### Your assignment:
Word for word, write the lines below out again, with no pictures.

### Dataset extract:
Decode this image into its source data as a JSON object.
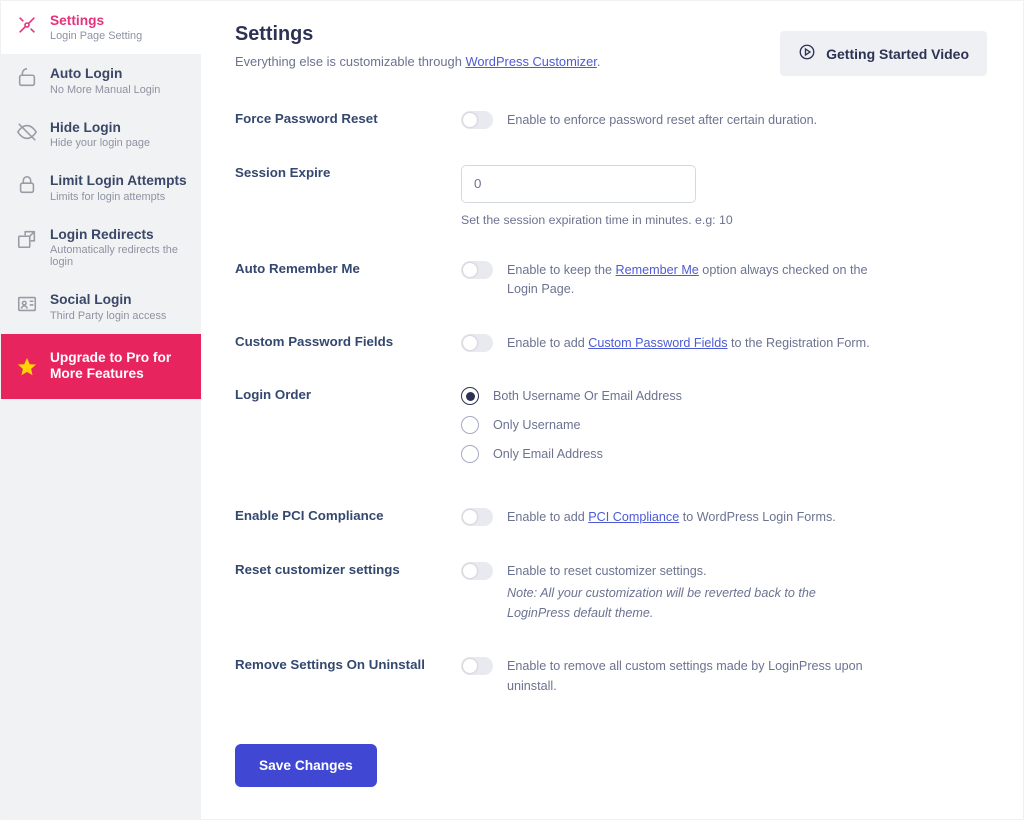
{
  "sidebar": {
    "items": [
      {
        "title": "Settings",
        "sub": "Login Page Setting",
        "iconName": "settings-icon"
      },
      {
        "title": "Auto Login",
        "sub": "No More Manual Login",
        "iconName": "auto-login-icon"
      },
      {
        "title": "Hide Login",
        "sub": "Hide your login page",
        "iconName": "hide-login-icon"
      },
      {
        "title": "Limit Login Attempts",
        "sub": "Limits for login attempts",
        "iconName": "limit-attempts-icon"
      },
      {
        "title": "Login Redirects",
        "sub": "Automatically redirects the login",
        "iconName": "redirects-icon"
      },
      {
        "title": "Social Login",
        "sub": "Third Party login access",
        "iconName": "social-login-icon"
      }
    ],
    "upgrade": {
      "title": "Upgrade to Pro for More Features"
    }
  },
  "header": {
    "title": "Settings",
    "subline_prefix": "Everything else is customizable through ",
    "subline_link": "WordPress Customizer",
    "subline_suffix": ".",
    "getting_started": "Getting Started Video"
  },
  "settings": {
    "force_pw": {
      "label": "Force Password Reset",
      "desc": "Enable to enforce password reset after certain duration."
    },
    "session": {
      "label": "Session Expire",
      "value": "0",
      "hint": "Set the session expiration time in minutes. e.g: 10"
    },
    "remember": {
      "label": "Auto Remember Me",
      "pre": "Enable to keep the ",
      "link": "Remember Me",
      "post": " option always checked on the Login Page."
    },
    "custompw": {
      "label": "Custom Password Fields",
      "pre": "Enable to add ",
      "link": "Custom Password Fields",
      "post": " to the Registration Form."
    },
    "order": {
      "label": "Login Order",
      "options": [
        "Both Username Or Email Address",
        "Only Username",
        "Only Email Address"
      ],
      "selected": 0
    },
    "pci": {
      "label": "Enable PCI Compliance",
      "pre": "Enable to add ",
      "link": "PCI Compliance",
      "post": " to WordPress Login Forms."
    },
    "reset": {
      "label": "Reset customizer settings",
      "desc": "Enable to reset customizer settings.",
      "note": "Note: All your customization will be reverted back to the LoginPress default theme."
    },
    "uninstall": {
      "label": "Remove Settings On Uninstall",
      "desc": "Enable to remove all custom settings made by LoginPress upon uninstall."
    }
  },
  "buttons": {
    "save": "Save Changes"
  }
}
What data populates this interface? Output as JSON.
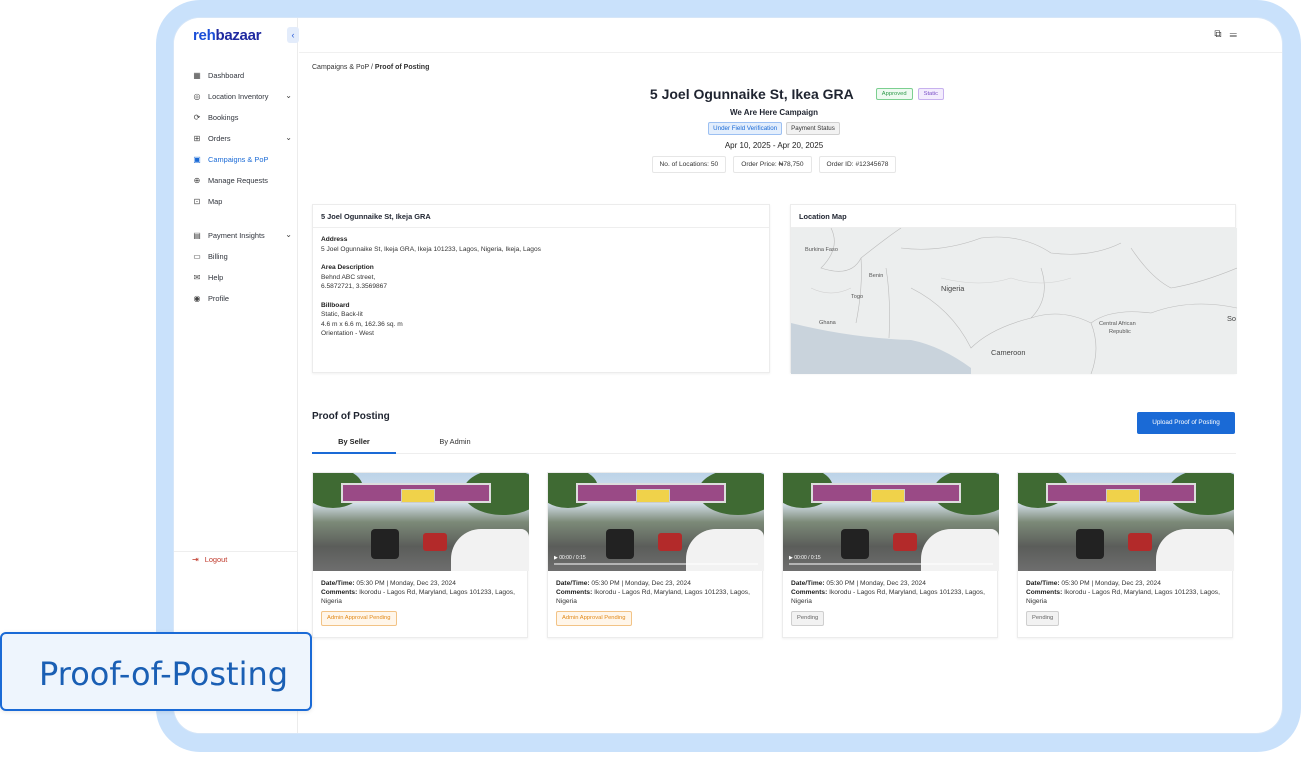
{
  "brand": {
    "logo_part1": "reh",
    "logo_part2": "bazaar"
  },
  "sidebar": {
    "items": [
      {
        "label": "Dashboard",
        "icon": "grid-icon"
      },
      {
        "label": "Location Inventory",
        "icon": "location-icon"
      },
      {
        "label": "Bookings",
        "icon": "bookings-icon"
      },
      {
        "label": "Orders",
        "icon": "orders-icon"
      },
      {
        "label": "Campaigns & PoP",
        "icon": "campaigns-icon"
      },
      {
        "label": "Manage Requests",
        "icon": "requests-icon"
      },
      {
        "label": "Map",
        "icon": "map-icon"
      },
      {
        "label": "Payment Insights",
        "icon": "payment-icon"
      },
      {
        "label": "Billing",
        "icon": "billing-icon"
      },
      {
        "label": "Help",
        "icon": "help-icon"
      },
      {
        "label": "Profile",
        "icon": "profile-icon"
      }
    ],
    "logout": "Logout"
  },
  "breadcrumb": {
    "parent": "Campaigns & PoP / ",
    "current": "Proof of Posting"
  },
  "header": {
    "title": "5 Joel Ogunnaike St, Ikea GRA",
    "badge_approved": "Approved",
    "badge_static": "Static",
    "campaign": "We Are Here Campaign",
    "status_field": "Under Field Verification",
    "status_payment": "Payment Status",
    "date_range": "Apr 10, 2025 - Apr 20, 2025",
    "locations": "No. of Locations: 50",
    "price": "Order Price: ₦78,750",
    "order_id": "Order ID: #12345678"
  },
  "details": {
    "title": "5 Joel Ogunnaike St, Ikeja GRA",
    "address_label": "Address",
    "address": "5 Joel Ogunnaike St, Ikeja GRA, Ikeja 101233, Lagos, Nigeria, Ikeja, Lagos",
    "area_label": "Area Description",
    "area_line1": "Behnd ABC street,",
    "area_line2": "6.5872721, 3.3569867",
    "billboard_label": "Billboard",
    "bb_line1": "Static, Back-lit",
    "bb_line2": "4.6 m x 6.6 m, 162.36 sq. m",
    "bb_line3": "Orientation - West"
  },
  "map": {
    "title": "Location Map",
    "labels": {
      "burkina": "Burkina Faso",
      "benin": "Benin",
      "nigeria": "Nigeria",
      "togo": "Togo",
      "ghana": "Ghana",
      "car1": "Central African",
      "car2": "Republic",
      "cameroon": "Cameroon",
      "so": "So"
    }
  },
  "pop": {
    "title": "Proof of Posting",
    "upload_button": "Upload Proof of Posting",
    "tab_seller": "By Seller",
    "tab_admin": "By Admin",
    "cards": [
      {
        "datetime_label": "Date/Time:",
        "datetime": " 05:30 PM | Monday, Dec 23, 2024",
        "comments_label": "Comments:",
        "comments": " Ikorodu - Lagos Rd, Maryland, Lagos 101233, Lagos, Nigeria",
        "status": "Admin Approval Pending",
        "video_time": ""
      },
      {
        "datetime_label": "Date/Time:",
        "datetime": " 05:30 PM | Monday, Dec 23, 2024",
        "comments_label": "Comments:",
        "comments": " Ikorodu - Lagos Rd, Maryland, Lagos 101233, Lagos, Nigeria",
        "status": "Admin Approval Pending",
        "video_time": "▶ 00:00 / 0:15"
      },
      {
        "datetime_label": "Date/Time:",
        "datetime": " 05:30 PM | Monday, Dec 23, 2024",
        "comments_label": "Comments:",
        "comments": " Ikorodu - Lagos Rd, Maryland, Lagos 101233, Lagos, Nigeria",
        "status": "Pending",
        "video_time": "▶ 00:00 / 0:15"
      },
      {
        "datetime_label": "Date/Time:",
        "datetime": " 05:30 PM | Monday, Dec 23, 2024",
        "comments_label": "Comments:",
        "comments": " Ikorodu - Lagos Rd, Maryland, Lagos 101233, Lagos, Nigeria",
        "status": "Pending",
        "video_time": ""
      }
    ]
  },
  "callout": {
    "label": "Proof-of-Posting"
  },
  "colors": {
    "accent": "#1a6ad6",
    "frame": "#c9e1fb"
  }
}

### Task solution:
Decode this image into its source data as a JSON object.
{
  "sidebar": {
    "items": [
      {
        "title": "Settings",
        "sub": "Login Page Setting",
        "iconName": "settings-icon"
      },
      {
        "title": "Auto Login",
        "sub": "No More Manual Login",
        "iconName": "auto-login-icon"
      },
      {
        "title": "Hide Login",
        "sub": "Hide your login page",
        "iconName": "hide-login-icon"
      },
      {
        "title": "Limit Login Attempts",
        "sub": "Limits for login attempts",
        "iconName": "limit-attempts-icon"
      },
      {
        "title": "Login Redirects",
        "sub": "Automatically redirects the login",
        "iconName": "redirects-icon"
      },
      {
        "title": "Social Login",
        "sub": "Third Party login access",
        "iconName": "social-login-icon"
      }
    ],
    "upgrade": {
      "title": "Upgrade to Pro for More Features"
    }
  },
  "header": {
    "title": "Settings",
    "subline_prefix": "Everything else is customizable through ",
    "subline_link": "WordPress Customizer",
    "subline_suffix": ".",
    "getting_started": "Getting Started Video"
  },
  "settings": {
    "force_pw": {
      "label": "Force Password Reset",
      "desc": "Enable to enforce password reset after certain duration."
    },
    "session": {
      "label": "Session Expire",
      "value": "0",
      "hint": "Set the session expiration time in minutes. e.g: 10"
    },
    "remember": {
      "label": "Auto Remember Me",
      "pre": "Enable to keep the ",
      "link": "Remember Me",
      "post": " option always checked on the Login Page."
    },
    "custompw": {
      "label": "Custom Password Fields",
      "pre": "Enable to add ",
      "link": "Custom Password Fields",
      "post": " to the Registration Form."
    },
    "order": {
      "label": "Login Order",
      "options": [
        "Both Username Or Email Address",
        "Only Username",
        "Only Email Address"
      ],
      "selected": 0
    },
    "pci": {
      "label": "Enable PCI Compliance",
      "pre": "Enable to add ",
      "link": "PCI Compliance",
      "post": " to WordPress Login Forms."
    },
    "reset": {
      "label": "Reset customizer settings",
      "desc": "Enable to reset customizer settings.",
      "note": "Note: All your customization will be reverted back to the LoginPress default theme."
    },
    "uninstall": {
      "label": "Remove Settings On Uninstall",
      "desc": "Enable to remove all custom settings made by LoginPress upon uninstall."
    }
  },
  "buttons": {
    "save": "Save Changes"
  }
}
What data populates this interface? Output as JSON.
{
  "brand": {
    "logo_part1": "reh",
    "logo_part2": "bazaar"
  },
  "sidebar": {
    "items": [
      {
        "label": "Dashboard",
        "icon": "grid-icon"
      },
      {
        "label": "Location Inventory",
        "icon": "location-icon"
      },
      {
        "label": "Bookings",
        "icon": "bookings-icon"
      },
      {
        "label": "Orders",
        "icon": "orders-icon"
      },
      {
        "label": "Campaigns & PoP",
        "icon": "campaigns-icon"
      },
      {
        "label": "Manage Requests",
        "icon": "requests-icon"
      },
      {
        "label": "Map",
        "icon": "map-icon"
      },
      {
        "label": "Payment Insights",
        "icon": "payment-icon"
      },
      {
        "label": "Billing",
        "icon": "billing-icon"
      },
      {
        "label": "Help",
        "icon": "help-icon"
      },
      {
        "label": "Profile",
        "icon": "profile-icon"
      }
    ],
    "logout": "Logout"
  },
  "breadcrumb": {
    "parent": "Campaigns & PoP / ",
    "current": "Proof of Posting"
  },
  "header": {
    "title": "5 Joel Ogunnaike St, Ikea GRA",
    "badge_approved": "Approved",
    "badge_static": "Static",
    "campaign": "We Are Here Campaign",
    "status_field": "Under Field Verification",
    "status_payment": "Payment Status",
    "date_range": "Apr 10, 2025 - Apr 20, 2025",
    "locations": "No. of Locations: 50",
    "price": "Order Price: ₦78,750",
    "order_id": "Order ID: #12345678"
  },
  "details": {
    "title": "5 Joel Ogunnaike St, Ikeja GRA",
    "address_label": "Address",
    "address": "5 Joel Ogunnaike St, Ikeja GRA, Ikeja 101233, Lagos, Nigeria, Ikeja, Lagos",
    "area_label": "Area Description",
    "area_line1": "Behnd ABC street,",
    "area_line2": "6.5872721, 3.3569867",
    "billboard_label": "Billboard",
    "bb_line1": "Static, Back-lit",
    "bb_line2": "4.6 m x 6.6 m, 162.36 sq. m",
    "bb_line3": "Orientation - West"
  },
  "map": {
    "title": "Location Map",
    "labels": {
      "burkina": "Burkina Faso",
      "benin": "Benin",
      "nigeria": "Nigeria",
      "togo": "Togo",
      "ghana": "Ghana",
      "car1": "Central African",
      "car2": "Republic",
      "cameroon": "Cameroon",
      "so": "So"
    }
  },
  "pop": {
    "title": "Proof of Posting",
    "upload_button": "Upload Proof of Posting",
    "tab_seller": "By Seller",
    "tab_admin": "By Admin",
    "cards": [
      {
        "datetime_label": "Date/Time:",
        "datetime": " 05:30 PM | Monday, Dec 23, 2024",
        "comments_label": "Comments:",
        "comments": " Ikorodu - Lagos Rd, Maryland, Lagos 101233, Lagos, Nigeria",
        "status": "Admin Approval Pending",
        "video_time": ""
      },
      {
        "datetime_label": "Date/Time:",
        "datetime": " 05:30 PM | Monday, Dec 23, 2024",
        "comments_label": "Comments:",
        "comments": " Ikorodu - Lagos Rd, Maryland, Lagos 101233, Lagos, Nigeria",
        "status": "Admin Approval Pending",
        "video_time": "▶ 00:00 / 0:15"
      },
      {
        "datetime_label": "Date/Time:",
        "datetime": " 05:30 PM | Monday, Dec 23, 2024",
        "comments_label": "Comments:",
        "comments": " Ikorodu - Lagos Rd, Maryland, Lagos 101233, Lagos, Nigeria",
        "status": "Pending",
        "video_time": "▶ 00:00 / 0:15"
      },
      {
        "datetime_label": "Date/Time:",
        "datetime": " 05:30 PM | Monday, Dec 23, 2024",
        "comments_label": "Comments:",
        "comments": " Ikorodu - Lagos Rd, Maryland, Lagos 101233, Lagos, Nigeria",
        "status": "Pending",
        "video_time": ""
      }
    ]
  },
  "callout": {
    "label": "Proof-of-Posting"
  },
  "colors": {
    "accent": "#1a6ad6",
    "frame": "#c9e1fb"
  }
}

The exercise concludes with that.